## Work to complete
Give back nothing but the number of lines in these entries that contain the word "Downloads".

═════ Record excerpts

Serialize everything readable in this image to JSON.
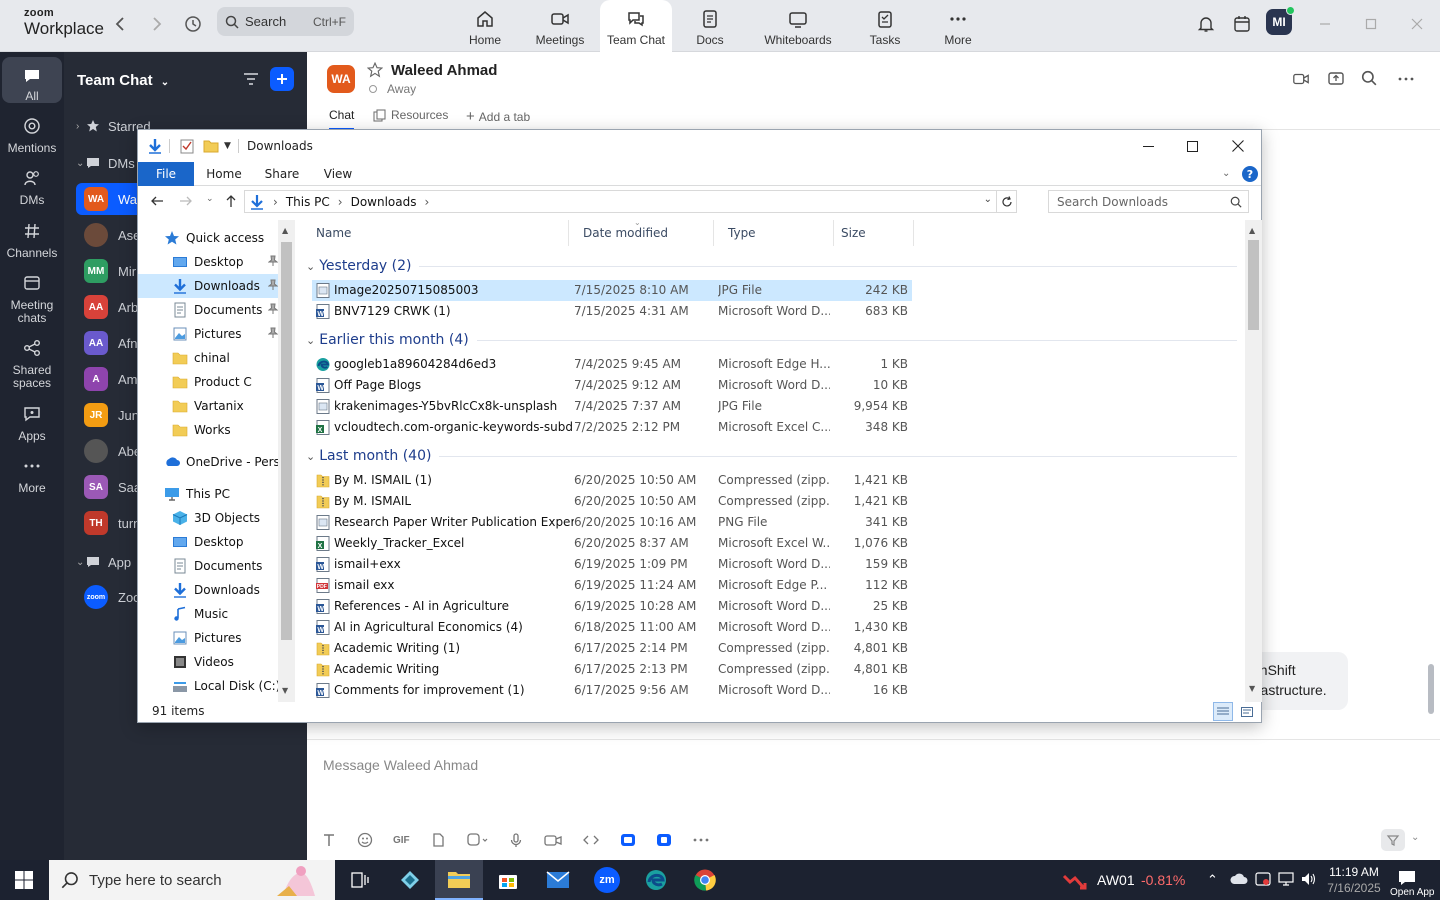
{
  "zoom": {
    "brand_line1": "zoom",
    "brand_line2": "Workplace",
    "search_label": "Search",
    "search_shortcut": "Ctrl+F",
    "nav": [
      {
        "label": "Home",
        "icon": "home-icon"
      },
      {
        "label": "Meetings",
        "icon": "video-icon"
      },
      {
        "label": "Team Chat",
        "icon": "chat-icon",
        "active": true
      },
      {
        "label": "Docs",
        "icon": "doc-icon"
      },
      {
        "label": "Whiteboards",
        "icon": "whiteboard-icon"
      },
      {
        "label": "Tasks",
        "icon": "tasks-icon"
      },
      {
        "label": "More",
        "icon": "more-icon"
      }
    ],
    "profile_initials": "MI",
    "rail": [
      {
        "label": "All",
        "active": true
      },
      {
        "label": "Mentions"
      },
      {
        "label": "DMs"
      },
      {
        "label": "Channels"
      },
      {
        "label": "Meeting chats"
      },
      {
        "label": "Shared spaces"
      },
      {
        "label": "Apps"
      },
      {
        "label": "More"
      }
    ],
    "chat_panel_title": "Team Chat",
    "starred_label": "Starred",
    "dms_label": "DMs",
    "apps_label": "App",
    "dm_list": [
      {
        "initials": "WA",
        "name": "Wa",
        "color": "#e25a1c",
        "active": true
      },
      {
        "initials": "",
        "name": "Ase",
        "color": "#6b4a3a"
      },
      {
        "initials": "MM",
        "name": "Mir",
        "color": "#2e9d62"
      },
      {
        "initials": "AA",
        "name": "Arb",
        "color": "#d8423a"
      },
      {
        "initials": "AA",
        "name": "Afn",
        "color": "#6a5acd"
      },
      {
        "initials": "A",
        "name": "Am",
        "color": "#8e44ad"
      },
      {
        "initials": "JR",
        "name": "Jun",
        "color": "#f39c12"
      },
      {
        "initials": "",
        "name": "Abe",
        "color": "#555"
      },
      {
        "initials": "SA",
        "name": "Saa",
        "color": "#9b59b6"
      },
      {
        "initials": "TH",
        "name": "turn",
        "color": "#c0392b"
      }
    ],
    "app_item": {
      "initials": "zoom",
      "name": "Zoo",
      "color": "#0b5cff"
    },
    "contact": {
      "initials": "WA",
      "name": "Waleed Ahmad",
      "status": "Away"
    },
    "conv_tabs": {
      "chat": "Chat",
      "resources": "Resources",
      "add": "Add a tab"
    },
    "message_partial_line1": "enShift",
    "message_partial_line2": "frastructure.",
    "composer_placeholder": "Message Waleed Ahmad"
  },
  "explorer": {
    "title": "Downloads",
    "ribbon_tabs": [
      "File",
      "Home",
      "Share",
      "View"
    ],
    "breadcrumb": [
      "This PC",
      "Downloads"
    ],
    "search_placeholder": "Search Downloads",
    "nav": [
      {
        "label": "Quick access",
        "icon": "star",
        "level": 0
      },
      {
        "label": "Desktop",
        "icon": "desktop",
        "level": 1,
        "pinned": true
      },
      {
        "label": "Downloads",
        "icon": "download",
        "level": 1,
        "pinned": true,
        "selected": true
      },
      {
        "label": "Documents",
        "icon": "documents",
        "level": 1,
        "pinned": true
      },
      {
        "label": "Pictures",
        "icon": "pictures",
        "level": 1,
        "pinned": true
      },
      {
        "label": "chinal",
        "icon": "folder",
        "level": 1
      },
      {
        "label": "Product C",
        "icon": "folder",
        "level": 1
      },
      {
        "label": "Vartanix",
        "icon": "folder",
        "level": 1
      },
      {
        "label": "Works",
        "icon": "folder",
        "level": 1
      },
      {
        "label": "OneDrive - Persor",
        "icon": "cloud",
        "level": 0,
        "gap": true
      },
      {
        "label": "This PC",
        "icon": "pc",
        "level": 0,
        "gap": true
      },
      {
        "label": "3D Objects",
        "icon": "cube",
        "level": 1
      },
      {
        "label": "Desktop",
        "icon": "desktop",
        "level": 1
      },
      {
        "label": "Documents",
        "icon": "documents",
        "level": 1
      },
      {
        "label": "Downloads",
        "icon": "download",
        "level": 1
      },
      {
        "label": "Music",
        "icon": "music",
        "level": 1
      },
      {
        "label": "Pictures",
        "icon": "pictures",
        "level": 1
      },
      {
        "label": "Videos",
        "icon": "videos",
        "level": 1
      },
      {
        "label": "Local Disk (C:)",
        "icon": "disk",
        "level": 1
      }
    ],
    "columns": [
      "Name",
      "Date modified",
      "Type",
      "Size"
    ],
    "groups": [
      {
        "label": "Yesterday (2)",
        "files": [
          {
            "name": "Image20250715085003",
            "date": "7/15/2025 8:10 AM",
            "type": "JPG File",
            "size": "242 KB",
            "icon": "img",
            "selected": true
          },
          {
            "name": "BNV7129 CRWK (1)",
            "date": "7/15/2025 4:31 AM",
            "type": "Microsoft Word D...",
            "size": "683 KB",
            "icon": "word"
          }
        ]
      },
      {
        "label": "Earlier this month (4)",
        "files": [
          {
            "name": "googleb1a89604284d6ed3",
            "date": "7/4/2025 9:45 AM",
            "type": "Microsoft Edge H...",
            "size": "1 KB",
            "icon": "edge"
          },
          {
            "name": "Off Page Blogs",
            "date": "7/4/2025 9:12 AM",
            "type": "Microsoft Word D...",
            "size": "10 KB",
            "icon": "word"
          },
          {
            "name": "krakenimages-Y5bvRlcCx8k-unsplash",
            "date": "7/4/2025 7:37 AM",
            "type": "JPG File",
            "size": "9,954 KB",
            "icon": "img"
          },
          {
            "name": "vcloudtech.com-organic-keywords-subd...",
            "date": "7/2/2025 2:12 PM",
            "type": "Microsoft Excel C...",
            "size": "348 KB",
            "icon": "excel"
          }
        ]
      },
      {
        "label": "Last month (40)",
        "files": [
          {
            "name": "By M. ISMAIL (1)",
            "date": "6/20/2025 10:50 AM",
            "type": "Compressed (zipp...",
            "size": "1,421 KB",
            "icon": "zip"
          },
          {
            "name": "By M. ISMAIL",
            "date": "6/20/2025 10:50 AM",
            "type": "Compressed (zipp...",
            "size": "1,421 KB",
            "icon": "zip"
          },
          {
            "name": "Research Paper Writer Publication Expert",
            "date": "6/20/2025 10:16 AM",
            "type": "PNG File",
            "size": "341 KB",
            "icon": "img"
          },
          {
            "name": "Weekly_Tracker_Excel",
            "date": "6/20/2025 8:37 AM",
            "type": "Microsoft Excel W...",
            "size": "1,076 KB",
            "icon": "excel"
          },
          {
            "name": "ismail+exx",
            "date": "6/19/2025 1:09 PM",
            "type": "Microsoft Word D...",
            "size": "159 KB",
            "icon": "word"
          },
          {
            "name": "ismail exx",
            "date": "6/19/2025 11:24 AM",
            "type": "Microsoft Edge P...",
            "size": "112 KB",
            "icon": "pdf"
          },
          {
            "name": "References - AI in Agriculture",
            "date": "6/19/2025 10:28 AM",
            "type": "Microsoft Word D...",
            "size": "25 KB",
            "icon": "word"
          },
          {
            "name": "AI in Agricultural Economics (4)",
            "date": "6/18/2025 11:00 AM",
            "type": "Microsoft Word D...",
            "size": "1,430 KB",
            "icon": "word"
          },
          {
            "name": "Academic Writing (1)",
            "date": "6/17/2025 2:14 PM",
            "type": "Compressed (zipp...",
            "size": "4,801 KB",
            "icon": "zip"
          },
          {
            "name": "Academic Writing",
            "date": "6/17/2025 2:13 PM",
            "type": "Compressed (zipp...",
            "size": "4,801 KB",
            "icon": "zip"
          },
          {
            "name": "Comments for improvement (1)",
            "date": "6/17/2025 9:56 AM",
            "type": "Microsoft Word D...",
            "size": "16 KB",
            "icon": "word"
          }
        ]
      }
    ],
    "status": "91 items"
  },
  "taskbar": {
    "search_placeholder": "Type here to search",
    "stock_name": "AW01",
    "stock_change": "-0.81%",
    "time": "11:19 AM",
    "date": "7/16/2025",
    "corner_text": "Open App"
  }
}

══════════

## Answer area
5